hurricane-force wind

hurricane-force wind

[′hər·ə‚kān ‚fȯrs ‚wind]
(meteorology)
In the Beaufort wind scale, a wind whose speed is 64 knots (117 kilometers per hour) or higher.
References in periodicals archive ?
A behemoth storm packing hurricane-force wind gusts and blizzard conditions swept through the Northeast overnight, paralyzing roadways, causing auto accidents and downing power lines.
At the same time, the machine adopts MHI's proprietary "Smart Yaw" technology to fend off occasional gusty strong winds and withstand hurricane-force wind velocities up to 70m/sec.
Safar 10, 1439, October 30, 2017, SPA -- A severe storm packing hurricane-force wind gusts and soaking rain swept through the Northeast early Monday, knocking out power for nearly 1.

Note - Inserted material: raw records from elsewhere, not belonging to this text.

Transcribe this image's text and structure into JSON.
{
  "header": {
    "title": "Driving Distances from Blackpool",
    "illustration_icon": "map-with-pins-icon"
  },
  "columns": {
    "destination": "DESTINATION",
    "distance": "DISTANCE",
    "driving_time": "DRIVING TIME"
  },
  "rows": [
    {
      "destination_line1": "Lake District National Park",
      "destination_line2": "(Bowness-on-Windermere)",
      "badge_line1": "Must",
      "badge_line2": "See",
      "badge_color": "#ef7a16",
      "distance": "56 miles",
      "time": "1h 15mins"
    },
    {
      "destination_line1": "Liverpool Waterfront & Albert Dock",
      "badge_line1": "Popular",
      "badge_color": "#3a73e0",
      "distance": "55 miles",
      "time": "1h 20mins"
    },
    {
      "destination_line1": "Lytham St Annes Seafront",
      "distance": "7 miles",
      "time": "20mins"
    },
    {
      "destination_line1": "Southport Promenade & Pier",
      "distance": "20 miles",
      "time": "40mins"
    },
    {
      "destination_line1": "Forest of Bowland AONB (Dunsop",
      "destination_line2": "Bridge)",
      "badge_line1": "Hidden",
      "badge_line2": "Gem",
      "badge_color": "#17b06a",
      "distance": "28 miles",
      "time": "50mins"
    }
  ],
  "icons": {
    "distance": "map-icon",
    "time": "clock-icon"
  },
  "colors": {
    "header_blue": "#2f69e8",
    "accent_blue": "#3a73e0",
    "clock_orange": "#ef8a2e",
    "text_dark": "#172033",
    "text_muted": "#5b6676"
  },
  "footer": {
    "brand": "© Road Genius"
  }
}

Fran was centered 380 miles southeast of Charleston, wobbling northwest at 12 mph, with hurricane-force wind - 74 mph or higher - extending 145 miles out.

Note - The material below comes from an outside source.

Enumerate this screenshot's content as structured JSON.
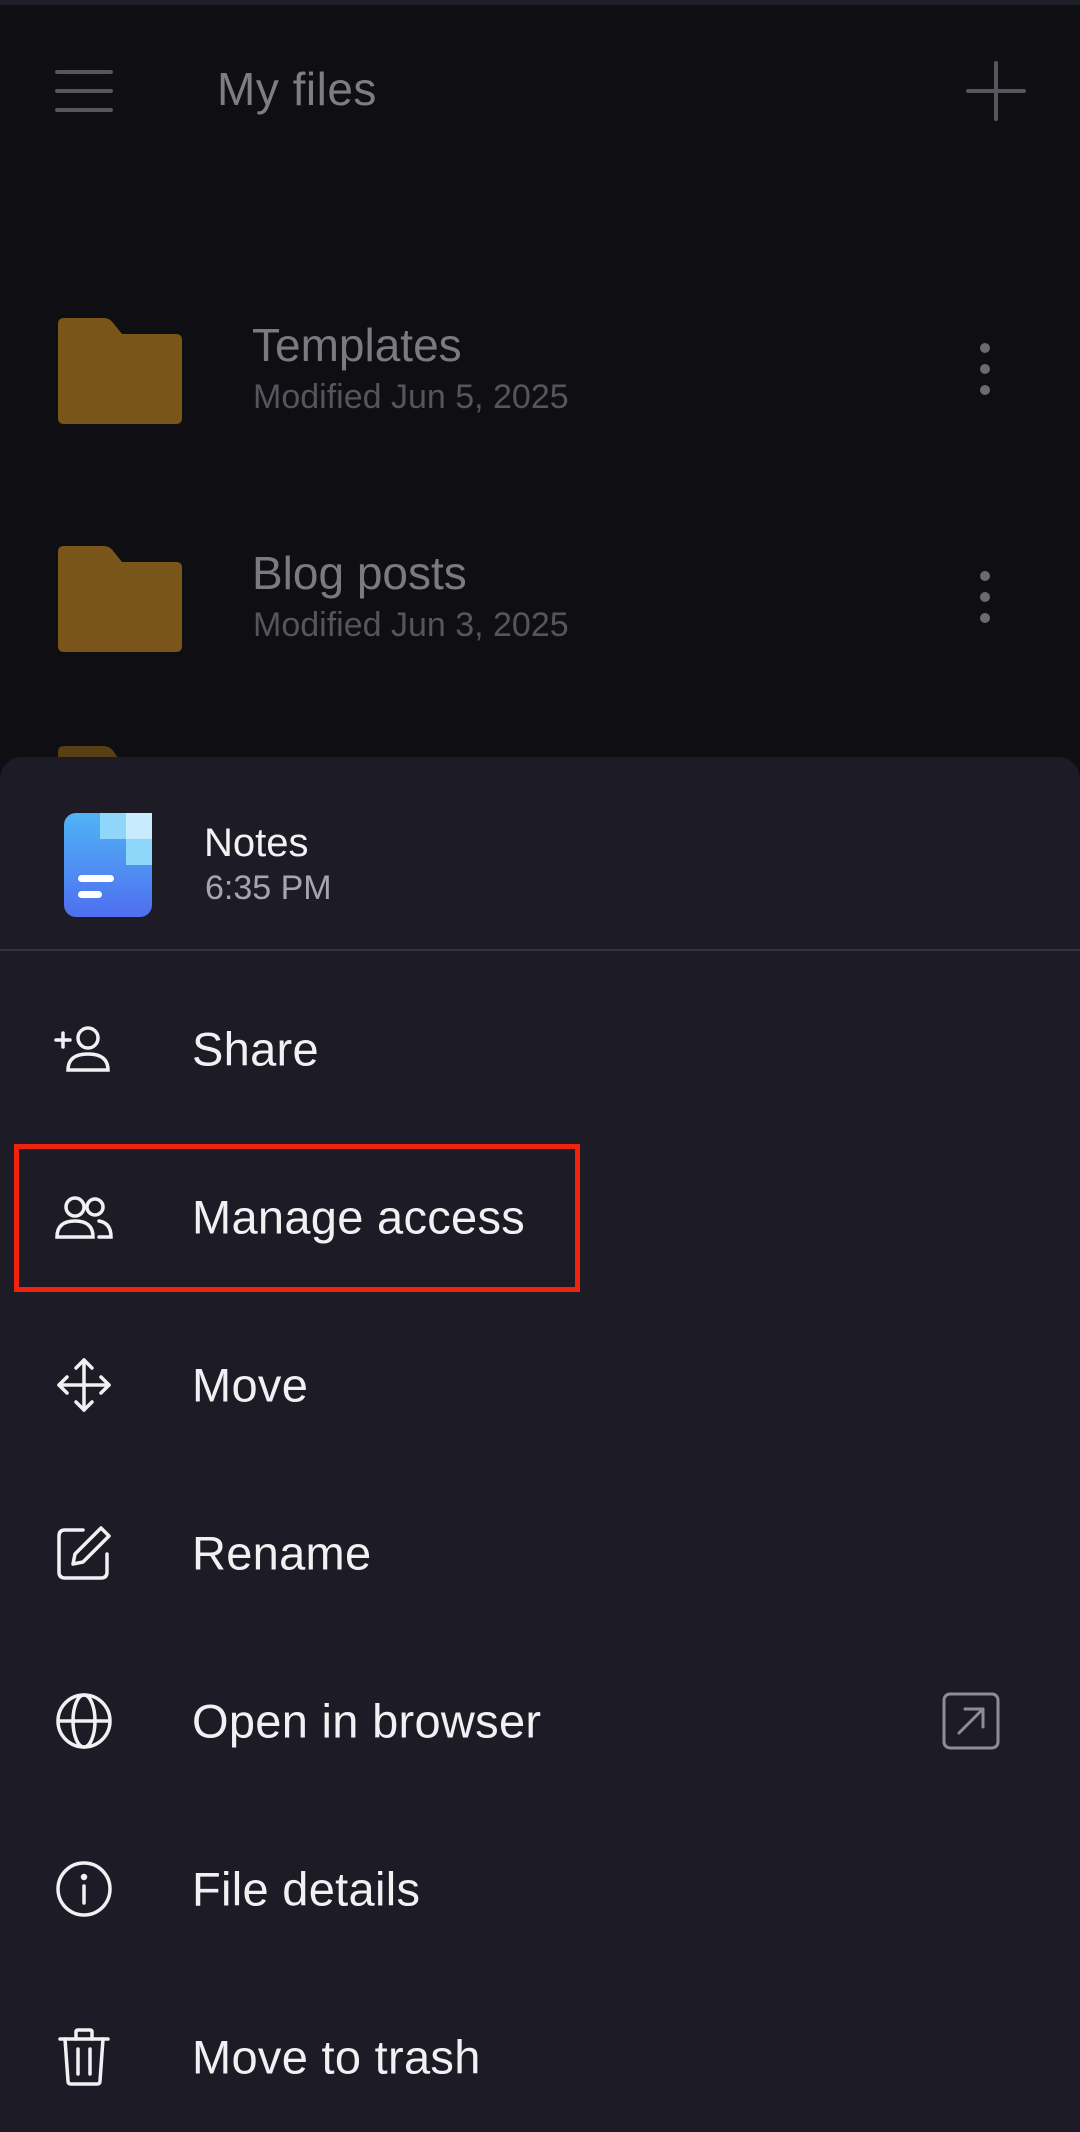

A giant slab of granite - estimated at 300 to 400 feet wide - broke loose and roared downward, aiming at one of Yosemite's most popular areas, pushing hurricane-force wind ahead of it.
But as the Albatross headed for its Bahamas home port in 1961, it suddenly encountered a white squall - a localized microburst of intense, hurricane-force wind and water - that capsized the ship and sent it to the bottom in all of 90 seconds.
The winter storm, bearing hurricane-force winds in some areas, is rapidly intensifying into what meteorologists call a bomb cyclone.
The so-called "nor-easter" storm brought hurricane-force winds with speeds of up to 129 kilometers per hour, the National Weather Service said, referring to it as a storm "we will never forget.
RESIDENTS on the east coast of the US are bracing themselves for a deep freeze a day after a massive winter storm battered the region with heavy snow, hurricane-force winds and coastal flooding.
Forecasters warned that the same system could soon strengthen into a "bomb cyclone" as it rolls up the East Coast, bringing hurricane-force winds, coastal flooding and up to a foot of snow.
STORM Ophelia yesterday caused further disruption after three people died in hurricane-force winds and hundreds of thousands were left without power.
While the storms exact path remains uncertain, Entergy Louisiana and Entergy New Orleans are preparing for the possibility of heavy rain and hurricane-force winds, which could lead to power outages in southern Louisiana.